The AmigaOS is an exception, having pre-emptive multitasking from its very first version. Windows NT was the first version of Microsoft Windows which enforced preemptive multitasking, but it didn’t reach the home user market until Windows XP . Modern operating systems extend the concepts of application preemption to device drivers and kernel code, so that the operating system has preemptive control over internal run-times as well. In modern operating systems, memory which is accessed less frequently can be temporarily stored on disk or other media to make that space available for use by other programs.
This is called swapping, as an area of memory can be used by multiple programs, and what that memory area contains can be swapped or exchanged on demand. Among other things, a multi-programming operating system kernel must be responsible for managing all system memory which is currently in use by programs. This ensures that a program does not interfere with memory already in use by another program. Since programs time share, each program must have independent access to memory. If a program wishes to access hardware, for example, it may interrupt the operating system’s kernel, which causes control to be passed back to the kernel. If a program wishes additional resources such as memory, it triggers an interrupt to get the kernel’s attention.
In modern operating systems, interrupts are handled by the operating system’s kernel. Interrupts may come from either the computer’s hardware or the running program. Interrupts are central to operating systems, as they provide an efficient way for the operating system to interact with and react to its environment. The alternative—having the operating system “watch” the various sources of input for events that require action—can be found in aprender-a-tejer.info older systems with very small stacks but is unusual in modern systems with large stacks. Interrupt-based programming is directly supported by most modern CPUs. Interrupts provide a computer with a way of automatically saving local register contexts, and running specific code in response to events. Even very basic computers support hardware interrupts, and allow the programmer to specify code which may be run when that event takes place.

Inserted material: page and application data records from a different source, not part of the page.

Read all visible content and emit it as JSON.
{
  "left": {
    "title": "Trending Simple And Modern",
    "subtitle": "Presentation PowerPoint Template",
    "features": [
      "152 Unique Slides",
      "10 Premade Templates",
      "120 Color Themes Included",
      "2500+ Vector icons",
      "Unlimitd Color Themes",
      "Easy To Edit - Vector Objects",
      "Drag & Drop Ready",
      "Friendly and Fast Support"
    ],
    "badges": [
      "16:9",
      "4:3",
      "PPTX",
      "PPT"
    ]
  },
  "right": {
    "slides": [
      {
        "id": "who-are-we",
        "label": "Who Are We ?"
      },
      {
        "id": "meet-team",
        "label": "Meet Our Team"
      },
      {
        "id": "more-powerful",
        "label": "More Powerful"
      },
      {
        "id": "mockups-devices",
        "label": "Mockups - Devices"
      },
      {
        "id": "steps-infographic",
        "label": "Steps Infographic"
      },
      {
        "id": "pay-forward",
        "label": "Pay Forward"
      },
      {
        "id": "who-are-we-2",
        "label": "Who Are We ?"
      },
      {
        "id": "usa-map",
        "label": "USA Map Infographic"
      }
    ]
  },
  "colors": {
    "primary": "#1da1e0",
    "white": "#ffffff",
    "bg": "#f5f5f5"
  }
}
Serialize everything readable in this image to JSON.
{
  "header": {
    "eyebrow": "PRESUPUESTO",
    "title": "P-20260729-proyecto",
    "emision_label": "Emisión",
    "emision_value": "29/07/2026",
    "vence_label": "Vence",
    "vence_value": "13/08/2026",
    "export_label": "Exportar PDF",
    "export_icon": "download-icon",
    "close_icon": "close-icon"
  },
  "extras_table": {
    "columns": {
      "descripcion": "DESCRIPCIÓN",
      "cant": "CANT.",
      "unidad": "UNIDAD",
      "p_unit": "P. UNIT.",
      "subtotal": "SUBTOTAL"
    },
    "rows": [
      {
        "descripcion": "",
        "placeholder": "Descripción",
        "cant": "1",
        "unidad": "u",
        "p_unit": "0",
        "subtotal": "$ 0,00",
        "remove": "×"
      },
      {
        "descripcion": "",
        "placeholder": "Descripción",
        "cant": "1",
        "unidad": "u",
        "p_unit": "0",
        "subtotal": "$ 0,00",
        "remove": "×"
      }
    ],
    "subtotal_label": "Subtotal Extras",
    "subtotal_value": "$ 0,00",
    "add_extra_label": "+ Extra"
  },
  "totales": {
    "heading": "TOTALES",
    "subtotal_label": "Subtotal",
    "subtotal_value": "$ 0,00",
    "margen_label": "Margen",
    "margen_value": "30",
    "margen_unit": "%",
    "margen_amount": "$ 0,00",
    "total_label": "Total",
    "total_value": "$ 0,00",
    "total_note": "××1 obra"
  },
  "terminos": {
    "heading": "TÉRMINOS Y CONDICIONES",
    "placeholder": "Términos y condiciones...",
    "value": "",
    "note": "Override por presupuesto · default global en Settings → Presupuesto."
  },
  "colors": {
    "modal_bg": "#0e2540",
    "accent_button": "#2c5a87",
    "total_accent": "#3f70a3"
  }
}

An operating system is the software component of a computer system that is responsible for the management and coordination of activities and the sharing of the resources of the computer. The OS acts as a host for application programs that are run on the machine. As a host, one of the purposes of an OS is to handle the details of the operation of the hardware.
Cooperative multitasking is achieved by relying on each process to provide time to the other processes in a defined manner. 16-bit versions of Microsoft Windows used cooperative multi-tasking. 32-bit versions of both Windows NT and Win9x, used pre-emptive multi-tasking. With the help of a textbox editor, one can enter input data in this. The checkbox element enables the user to select an option to choose from multiple alternatives.
This relieves application programs from having to manage these details and makes it easier to write applications. For typical computer displays, three-dimensional is a misnomer—their displays are two-dimensional, for example, Metisse characterized itself as a «2.5-dimensional» UI. Semantically, however, most graphical user interfaces use three dimensions.